Dataset extract.
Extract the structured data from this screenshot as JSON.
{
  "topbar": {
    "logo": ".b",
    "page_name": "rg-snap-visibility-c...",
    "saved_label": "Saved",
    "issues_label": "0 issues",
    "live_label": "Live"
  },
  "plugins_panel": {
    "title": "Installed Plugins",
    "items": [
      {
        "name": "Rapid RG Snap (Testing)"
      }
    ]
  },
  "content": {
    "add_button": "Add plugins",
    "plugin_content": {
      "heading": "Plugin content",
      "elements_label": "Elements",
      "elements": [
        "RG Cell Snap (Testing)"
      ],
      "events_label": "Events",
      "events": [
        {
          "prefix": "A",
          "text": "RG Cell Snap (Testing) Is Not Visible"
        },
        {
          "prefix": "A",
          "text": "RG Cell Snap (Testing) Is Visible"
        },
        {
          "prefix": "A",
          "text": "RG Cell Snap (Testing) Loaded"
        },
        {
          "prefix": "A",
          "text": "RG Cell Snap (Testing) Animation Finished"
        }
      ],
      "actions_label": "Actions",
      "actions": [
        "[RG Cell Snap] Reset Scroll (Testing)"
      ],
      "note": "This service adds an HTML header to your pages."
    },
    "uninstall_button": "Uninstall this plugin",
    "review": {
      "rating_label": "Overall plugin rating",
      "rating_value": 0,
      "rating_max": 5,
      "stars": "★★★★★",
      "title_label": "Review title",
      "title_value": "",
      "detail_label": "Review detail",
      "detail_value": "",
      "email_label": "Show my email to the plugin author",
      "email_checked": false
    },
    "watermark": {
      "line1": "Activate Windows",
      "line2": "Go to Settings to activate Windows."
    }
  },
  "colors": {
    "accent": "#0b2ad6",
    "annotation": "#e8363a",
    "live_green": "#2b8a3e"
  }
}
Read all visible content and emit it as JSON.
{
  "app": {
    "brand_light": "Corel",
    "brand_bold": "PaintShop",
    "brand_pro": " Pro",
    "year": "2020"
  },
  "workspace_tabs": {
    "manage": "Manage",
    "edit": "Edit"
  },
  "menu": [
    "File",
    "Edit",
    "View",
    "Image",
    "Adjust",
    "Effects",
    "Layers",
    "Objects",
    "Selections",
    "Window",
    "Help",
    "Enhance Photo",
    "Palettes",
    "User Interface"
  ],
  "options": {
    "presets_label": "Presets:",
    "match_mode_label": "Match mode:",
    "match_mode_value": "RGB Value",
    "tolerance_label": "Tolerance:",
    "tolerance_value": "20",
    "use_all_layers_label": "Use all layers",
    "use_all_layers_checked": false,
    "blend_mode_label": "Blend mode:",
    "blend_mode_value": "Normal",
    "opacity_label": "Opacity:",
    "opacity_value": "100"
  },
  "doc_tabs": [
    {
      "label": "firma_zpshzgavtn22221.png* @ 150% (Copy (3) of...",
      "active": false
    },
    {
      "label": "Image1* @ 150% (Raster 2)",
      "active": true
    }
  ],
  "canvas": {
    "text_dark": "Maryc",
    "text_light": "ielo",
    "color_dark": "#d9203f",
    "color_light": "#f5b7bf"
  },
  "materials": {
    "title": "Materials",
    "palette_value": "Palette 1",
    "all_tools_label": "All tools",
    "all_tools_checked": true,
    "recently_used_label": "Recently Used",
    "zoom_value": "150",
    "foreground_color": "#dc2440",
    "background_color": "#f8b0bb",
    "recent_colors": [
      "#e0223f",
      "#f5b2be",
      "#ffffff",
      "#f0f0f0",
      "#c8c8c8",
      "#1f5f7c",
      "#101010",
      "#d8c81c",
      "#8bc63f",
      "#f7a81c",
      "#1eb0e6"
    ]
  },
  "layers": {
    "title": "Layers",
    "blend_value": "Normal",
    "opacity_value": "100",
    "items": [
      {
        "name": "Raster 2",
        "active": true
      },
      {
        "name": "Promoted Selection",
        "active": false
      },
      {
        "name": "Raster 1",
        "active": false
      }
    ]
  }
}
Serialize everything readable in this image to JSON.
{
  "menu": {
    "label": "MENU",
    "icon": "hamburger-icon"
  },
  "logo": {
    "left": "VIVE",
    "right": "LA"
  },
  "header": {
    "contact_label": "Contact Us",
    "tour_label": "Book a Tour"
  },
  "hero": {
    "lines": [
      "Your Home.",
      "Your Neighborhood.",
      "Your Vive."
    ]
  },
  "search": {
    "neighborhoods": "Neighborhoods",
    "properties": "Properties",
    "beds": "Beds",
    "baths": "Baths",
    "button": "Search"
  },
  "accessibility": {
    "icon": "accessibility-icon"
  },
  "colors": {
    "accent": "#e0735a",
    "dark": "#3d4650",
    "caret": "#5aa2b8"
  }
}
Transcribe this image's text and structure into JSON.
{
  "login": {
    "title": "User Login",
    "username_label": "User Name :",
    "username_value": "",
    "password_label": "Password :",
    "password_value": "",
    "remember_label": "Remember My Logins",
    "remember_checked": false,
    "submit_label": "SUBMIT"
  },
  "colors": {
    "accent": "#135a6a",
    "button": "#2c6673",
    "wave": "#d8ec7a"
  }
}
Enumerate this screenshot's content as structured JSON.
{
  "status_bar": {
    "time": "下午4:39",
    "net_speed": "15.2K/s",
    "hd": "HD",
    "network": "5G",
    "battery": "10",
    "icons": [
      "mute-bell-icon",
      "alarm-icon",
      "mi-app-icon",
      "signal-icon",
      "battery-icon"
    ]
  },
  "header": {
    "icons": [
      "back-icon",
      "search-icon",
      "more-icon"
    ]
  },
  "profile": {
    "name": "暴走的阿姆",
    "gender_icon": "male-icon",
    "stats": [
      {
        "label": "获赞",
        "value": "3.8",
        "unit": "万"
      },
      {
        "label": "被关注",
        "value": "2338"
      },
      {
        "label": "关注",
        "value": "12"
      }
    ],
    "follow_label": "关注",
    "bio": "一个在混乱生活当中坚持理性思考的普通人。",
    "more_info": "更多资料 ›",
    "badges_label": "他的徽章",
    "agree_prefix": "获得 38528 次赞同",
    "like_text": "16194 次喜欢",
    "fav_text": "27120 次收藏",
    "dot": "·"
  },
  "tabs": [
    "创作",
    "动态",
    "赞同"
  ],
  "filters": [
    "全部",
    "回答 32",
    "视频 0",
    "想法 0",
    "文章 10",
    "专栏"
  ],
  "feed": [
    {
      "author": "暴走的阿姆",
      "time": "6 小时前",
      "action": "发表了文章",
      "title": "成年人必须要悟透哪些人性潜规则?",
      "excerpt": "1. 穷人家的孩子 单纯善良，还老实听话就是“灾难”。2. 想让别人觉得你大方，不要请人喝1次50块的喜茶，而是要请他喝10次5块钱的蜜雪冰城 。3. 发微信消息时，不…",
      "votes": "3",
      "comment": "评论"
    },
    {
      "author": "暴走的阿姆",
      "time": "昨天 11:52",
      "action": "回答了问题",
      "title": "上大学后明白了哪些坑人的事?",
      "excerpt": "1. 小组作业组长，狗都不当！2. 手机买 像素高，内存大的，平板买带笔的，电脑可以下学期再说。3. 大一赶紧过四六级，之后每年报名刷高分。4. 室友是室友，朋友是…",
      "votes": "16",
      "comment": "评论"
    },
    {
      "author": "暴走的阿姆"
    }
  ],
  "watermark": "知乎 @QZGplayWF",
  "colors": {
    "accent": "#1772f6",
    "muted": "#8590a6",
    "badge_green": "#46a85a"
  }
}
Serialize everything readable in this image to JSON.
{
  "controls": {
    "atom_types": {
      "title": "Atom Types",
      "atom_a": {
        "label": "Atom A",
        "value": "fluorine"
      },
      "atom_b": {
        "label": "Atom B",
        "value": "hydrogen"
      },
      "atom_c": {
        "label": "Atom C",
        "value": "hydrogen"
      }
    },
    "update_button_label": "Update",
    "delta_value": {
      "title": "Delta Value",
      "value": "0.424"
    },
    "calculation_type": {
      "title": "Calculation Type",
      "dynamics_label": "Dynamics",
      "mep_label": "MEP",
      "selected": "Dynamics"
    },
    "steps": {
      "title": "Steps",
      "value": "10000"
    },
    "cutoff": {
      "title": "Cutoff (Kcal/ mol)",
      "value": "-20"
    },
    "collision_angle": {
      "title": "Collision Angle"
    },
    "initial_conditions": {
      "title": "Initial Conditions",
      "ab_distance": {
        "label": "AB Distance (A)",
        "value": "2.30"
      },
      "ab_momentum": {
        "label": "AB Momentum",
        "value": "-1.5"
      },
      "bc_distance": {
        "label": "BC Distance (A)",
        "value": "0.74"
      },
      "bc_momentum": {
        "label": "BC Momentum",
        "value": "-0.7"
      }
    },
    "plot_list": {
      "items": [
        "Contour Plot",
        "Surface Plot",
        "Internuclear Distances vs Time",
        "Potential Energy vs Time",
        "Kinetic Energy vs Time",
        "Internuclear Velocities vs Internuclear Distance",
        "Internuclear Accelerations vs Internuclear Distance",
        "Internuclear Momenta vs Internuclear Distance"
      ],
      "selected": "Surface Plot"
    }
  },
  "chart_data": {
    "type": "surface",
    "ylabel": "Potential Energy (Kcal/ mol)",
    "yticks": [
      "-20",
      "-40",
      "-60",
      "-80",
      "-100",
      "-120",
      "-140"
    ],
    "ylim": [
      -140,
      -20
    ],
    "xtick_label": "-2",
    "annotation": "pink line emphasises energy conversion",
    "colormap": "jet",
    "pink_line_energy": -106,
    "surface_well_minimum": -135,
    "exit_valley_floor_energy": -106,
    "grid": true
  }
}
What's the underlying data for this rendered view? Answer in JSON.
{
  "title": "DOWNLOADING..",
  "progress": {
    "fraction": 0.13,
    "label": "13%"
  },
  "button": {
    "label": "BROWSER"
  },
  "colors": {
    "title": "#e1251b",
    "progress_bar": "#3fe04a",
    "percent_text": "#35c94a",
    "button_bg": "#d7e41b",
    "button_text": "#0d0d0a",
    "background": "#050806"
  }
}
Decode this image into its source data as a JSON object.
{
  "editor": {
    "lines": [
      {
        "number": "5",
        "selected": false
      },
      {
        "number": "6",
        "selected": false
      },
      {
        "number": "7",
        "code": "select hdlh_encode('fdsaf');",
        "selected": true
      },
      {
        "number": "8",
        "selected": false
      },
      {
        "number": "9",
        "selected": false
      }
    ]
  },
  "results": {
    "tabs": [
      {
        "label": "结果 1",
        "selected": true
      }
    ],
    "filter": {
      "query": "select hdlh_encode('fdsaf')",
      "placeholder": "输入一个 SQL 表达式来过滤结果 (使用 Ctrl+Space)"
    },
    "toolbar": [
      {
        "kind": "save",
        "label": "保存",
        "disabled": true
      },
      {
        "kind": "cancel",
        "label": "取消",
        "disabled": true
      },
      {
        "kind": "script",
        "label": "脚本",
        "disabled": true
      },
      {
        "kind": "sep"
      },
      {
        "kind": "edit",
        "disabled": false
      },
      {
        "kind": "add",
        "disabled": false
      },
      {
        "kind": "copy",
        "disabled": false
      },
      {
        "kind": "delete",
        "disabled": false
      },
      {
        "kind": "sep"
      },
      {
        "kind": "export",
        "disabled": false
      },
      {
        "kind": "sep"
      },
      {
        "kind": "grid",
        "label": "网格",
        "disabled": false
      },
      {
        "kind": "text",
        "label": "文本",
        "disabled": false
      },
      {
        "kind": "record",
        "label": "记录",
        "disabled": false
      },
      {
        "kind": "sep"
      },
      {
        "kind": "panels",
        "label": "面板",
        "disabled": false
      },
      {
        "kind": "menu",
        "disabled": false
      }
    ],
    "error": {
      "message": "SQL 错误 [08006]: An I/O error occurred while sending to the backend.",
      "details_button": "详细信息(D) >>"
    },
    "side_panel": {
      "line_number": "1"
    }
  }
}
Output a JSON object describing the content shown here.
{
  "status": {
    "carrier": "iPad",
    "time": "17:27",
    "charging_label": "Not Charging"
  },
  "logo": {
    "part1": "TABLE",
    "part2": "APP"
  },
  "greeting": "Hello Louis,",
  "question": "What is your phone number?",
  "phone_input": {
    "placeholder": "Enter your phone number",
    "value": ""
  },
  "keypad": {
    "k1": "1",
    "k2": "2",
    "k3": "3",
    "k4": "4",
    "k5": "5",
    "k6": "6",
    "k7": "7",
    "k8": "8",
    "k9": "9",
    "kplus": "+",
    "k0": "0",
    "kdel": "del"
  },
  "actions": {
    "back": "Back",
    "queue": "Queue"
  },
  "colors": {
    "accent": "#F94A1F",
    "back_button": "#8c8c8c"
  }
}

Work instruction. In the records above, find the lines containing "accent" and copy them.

Solution.
    "accent": "#0b2ad6",
    "accent": "#e0735a",
    "accent": "#135a6a",
    "accent": "#1772f6",
    "accent": "#F94A1F",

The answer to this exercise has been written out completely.